Leeds 5 v 0 Stoke, 7 points needed from 4 games...

Monday, 2 April 2018

Locusts swarming through Western Australia's Pilbara and Kimberley regions are considered the highest in decades
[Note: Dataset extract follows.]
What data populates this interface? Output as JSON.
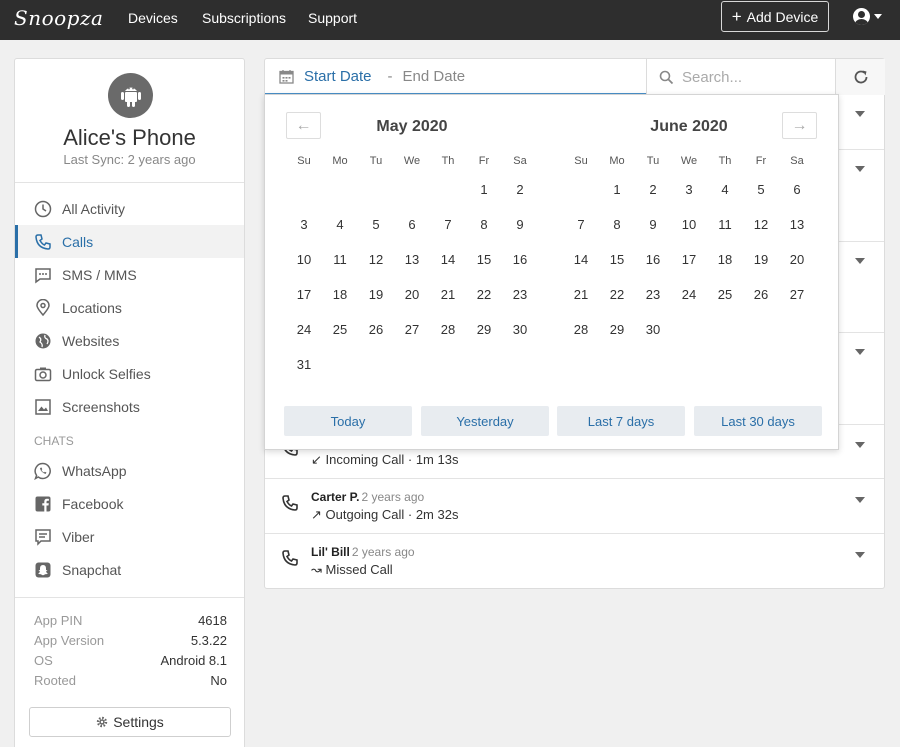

Photo cms.ausgeo.bauer-media.net.au
Locusts swarming through Western Australia's Pilbara and Kimberley regions are costing pastoralists thousands of dollars in lost pasture and control efforts.
The warm and wet summer in the north provided a perfect breeding ground for the yellow-winged locust.
Pastoralists believed locust numbers had not been so high for decades.
Bettini Beef Pastoral Group general manager Mark Bettini said in his 30 years in the Pilbara, the worst locust plague he had seen was in 1998 at De Grey Station, 100 kilometres east of Port Hedland. "Last year they were pretty bad, I'd say as bad as this year - but this year they've done more damage because we haven't had the follow-up rain.
"In some years they'll hatch out, but you'll get a big wind or a cyclone or a really big weather event which will probably kill a few and thin the numbers out a bit but that just hasn't happened this year, so they've had a good go."
The exact cost for landholders is hard to estimate, but it is likely to be in the tens of thousands.
"You'd have to think that (the cost) would be somewhere in that vicinity, because we did have a fair bit of grass before they came in some areas, and in some areas there's just stalks left," Mr Bettini said. "The cows aren't going to put on the condition that they normally would have so we'll have to change our management."
Once locusts grow wings, numbers are very difficult to control.
Department of Primary Industries and Regional Development entomologist Svetlana Micic said pastoralists should assess the cost the insects were having before they considered chemical controls. "Once the locusts are winged and flying, the only effective control mechanism is to aerially spray them," Ms Micic said.
"But when you do spray you do need to bare in mind that you can have re-invasion."
For Mr Bettini, it was not worth the outlay.
"You could go and spend thousands of dollars a hectare trying to spray them, but are you going to make that money back? Probably not," he said.
In the meantime, Mr Bettini said he would consider ways to make money back from the locust plague.

Home